On his way to work one morning, a man stopped his car at a designated street corner where drivers can pick up passengers in order to drive in the highway’s HOV (high-occupancy vehicle) lanes. When the man, who was driving alone, opened his car door and announced his destination, a woman (a stranger) jumped into the front seat.
As soon as the man drove his car onto the busy highway, the woman took a knife from her backpack and held it against the man’s throat. She said to him, “I am being followed by photographers from another planet where I am a celebrity. Pictures of me are worth a fortune, so I never give them away for free. Forget the speed limit and get me out of here fast, or else.”

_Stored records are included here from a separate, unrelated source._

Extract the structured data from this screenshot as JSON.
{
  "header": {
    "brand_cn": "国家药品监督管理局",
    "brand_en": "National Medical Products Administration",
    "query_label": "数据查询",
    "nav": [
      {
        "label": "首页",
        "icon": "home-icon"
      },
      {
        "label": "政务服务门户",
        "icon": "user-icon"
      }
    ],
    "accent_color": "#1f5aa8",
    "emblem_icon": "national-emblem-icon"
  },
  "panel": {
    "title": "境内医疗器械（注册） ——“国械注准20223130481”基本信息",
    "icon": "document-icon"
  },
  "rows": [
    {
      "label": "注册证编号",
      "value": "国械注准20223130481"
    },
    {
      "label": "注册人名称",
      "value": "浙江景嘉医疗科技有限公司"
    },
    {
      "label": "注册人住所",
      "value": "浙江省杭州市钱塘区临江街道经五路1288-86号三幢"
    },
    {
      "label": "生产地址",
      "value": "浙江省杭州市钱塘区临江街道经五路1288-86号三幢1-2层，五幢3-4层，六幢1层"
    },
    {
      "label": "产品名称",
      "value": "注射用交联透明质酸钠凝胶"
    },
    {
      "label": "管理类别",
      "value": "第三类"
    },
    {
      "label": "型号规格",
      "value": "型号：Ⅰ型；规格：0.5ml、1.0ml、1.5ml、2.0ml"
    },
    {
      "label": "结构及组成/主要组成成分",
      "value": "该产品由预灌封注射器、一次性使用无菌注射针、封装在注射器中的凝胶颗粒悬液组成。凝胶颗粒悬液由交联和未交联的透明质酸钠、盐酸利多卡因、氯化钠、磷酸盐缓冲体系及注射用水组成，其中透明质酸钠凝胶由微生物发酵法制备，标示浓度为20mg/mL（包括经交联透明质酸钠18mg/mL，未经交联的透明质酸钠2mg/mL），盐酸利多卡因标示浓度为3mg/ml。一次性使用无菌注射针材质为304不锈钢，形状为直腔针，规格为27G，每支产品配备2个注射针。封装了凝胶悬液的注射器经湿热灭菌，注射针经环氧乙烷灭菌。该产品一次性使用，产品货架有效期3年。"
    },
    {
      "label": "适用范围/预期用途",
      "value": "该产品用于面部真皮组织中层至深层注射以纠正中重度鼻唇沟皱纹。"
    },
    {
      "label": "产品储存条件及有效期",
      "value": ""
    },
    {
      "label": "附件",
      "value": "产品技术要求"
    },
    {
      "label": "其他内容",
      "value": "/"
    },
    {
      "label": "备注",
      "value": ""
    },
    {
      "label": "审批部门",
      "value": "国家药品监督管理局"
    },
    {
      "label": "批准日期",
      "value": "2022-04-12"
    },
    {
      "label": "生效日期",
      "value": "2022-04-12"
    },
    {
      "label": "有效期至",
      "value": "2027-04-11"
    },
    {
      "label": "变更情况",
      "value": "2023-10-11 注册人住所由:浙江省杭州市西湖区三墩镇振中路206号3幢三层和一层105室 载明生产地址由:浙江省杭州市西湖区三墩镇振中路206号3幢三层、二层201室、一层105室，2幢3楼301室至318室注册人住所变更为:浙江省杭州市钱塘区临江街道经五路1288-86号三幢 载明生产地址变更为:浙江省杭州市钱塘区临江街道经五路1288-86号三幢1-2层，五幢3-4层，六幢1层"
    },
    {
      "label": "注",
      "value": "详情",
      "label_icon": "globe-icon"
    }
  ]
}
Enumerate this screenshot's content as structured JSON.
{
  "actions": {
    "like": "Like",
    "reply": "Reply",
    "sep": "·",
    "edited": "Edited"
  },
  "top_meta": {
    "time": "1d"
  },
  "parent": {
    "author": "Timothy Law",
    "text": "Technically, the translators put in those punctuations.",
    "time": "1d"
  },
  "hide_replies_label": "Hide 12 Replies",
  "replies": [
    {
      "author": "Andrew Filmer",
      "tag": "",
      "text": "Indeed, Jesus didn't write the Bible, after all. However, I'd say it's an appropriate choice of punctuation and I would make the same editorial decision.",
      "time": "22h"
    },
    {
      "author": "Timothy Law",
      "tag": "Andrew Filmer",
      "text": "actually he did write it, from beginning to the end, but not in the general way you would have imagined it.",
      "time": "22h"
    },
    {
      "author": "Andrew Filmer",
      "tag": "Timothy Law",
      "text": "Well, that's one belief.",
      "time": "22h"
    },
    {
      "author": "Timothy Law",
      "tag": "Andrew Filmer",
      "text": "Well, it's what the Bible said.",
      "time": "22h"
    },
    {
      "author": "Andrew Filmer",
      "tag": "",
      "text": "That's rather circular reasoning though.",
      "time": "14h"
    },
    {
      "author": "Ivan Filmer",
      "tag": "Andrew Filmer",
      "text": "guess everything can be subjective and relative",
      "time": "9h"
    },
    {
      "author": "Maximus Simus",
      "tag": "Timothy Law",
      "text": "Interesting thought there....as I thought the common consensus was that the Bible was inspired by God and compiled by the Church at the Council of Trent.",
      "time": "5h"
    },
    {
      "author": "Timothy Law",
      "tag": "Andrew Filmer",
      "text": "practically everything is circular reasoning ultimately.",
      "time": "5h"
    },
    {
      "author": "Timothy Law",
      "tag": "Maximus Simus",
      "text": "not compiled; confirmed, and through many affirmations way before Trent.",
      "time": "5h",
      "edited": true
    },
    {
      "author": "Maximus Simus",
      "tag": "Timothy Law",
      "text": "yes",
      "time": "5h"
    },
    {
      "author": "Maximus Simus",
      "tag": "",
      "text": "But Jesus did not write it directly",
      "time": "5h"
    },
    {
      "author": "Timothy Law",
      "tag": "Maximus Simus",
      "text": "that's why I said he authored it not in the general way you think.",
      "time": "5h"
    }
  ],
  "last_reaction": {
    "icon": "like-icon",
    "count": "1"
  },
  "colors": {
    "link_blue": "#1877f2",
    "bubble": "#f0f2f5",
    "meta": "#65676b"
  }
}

With the woman holding the knife at his neck, the man sped up to 85 miles per hour (30 mph over the posted speed limit of 55 mph), weaving in and out of traffic to avoid other cars, while the woman urged him to drive faster. While attempting to pass a motorcycle at a curve in the highway, the man lost control of the car, which struck and killed the motorcyclist before crashing into a railing.
A police car arrived at the scene a few minutes later. The man and the woman were treated for minor injuries at the scene and then arrested and taken to the police station.
While in custody, the woman was examined by two psychiatrists. Both psychiatrists submitted written reports stating that the woman suffers from schizophrenia and that, at the time of the accident, her delusions about alien photographers were caused by her schizophrenia.
The State A prosecutor has charged the woman with felony murder for the motorcyclist’s death based on her kidnapping of the man, but is not sure whether to charge the man with any crime.
In State A, the rules governing crimes and affirmative defenses follow common law principles. However, in State A the Not Guilty by Reason of Insanity (“NGRI”) defense is defined by statute as follows:
To establish the defense of NGRI, the defendant must show that, at the time of the charged conduct, he or she suffered from a severe mental disease or defect and, as a result of that mental disease or defect, he or she did not know that his or her conduct was wrong. The defendant has the burden to prove all elements of the defense by a preponderance of the evidence.
Assume that the two psychiatric reports will be admitted into evidence.
1. Can the woman establish an NGRI defense? Explain.
2. With what crimes, if any, can the man be charged as a result of the motorcyclist’s death? Explain.
3. What defenses, if any, will be available to the man if he is charged with a crime related to the motorcyclist’s death? Explain.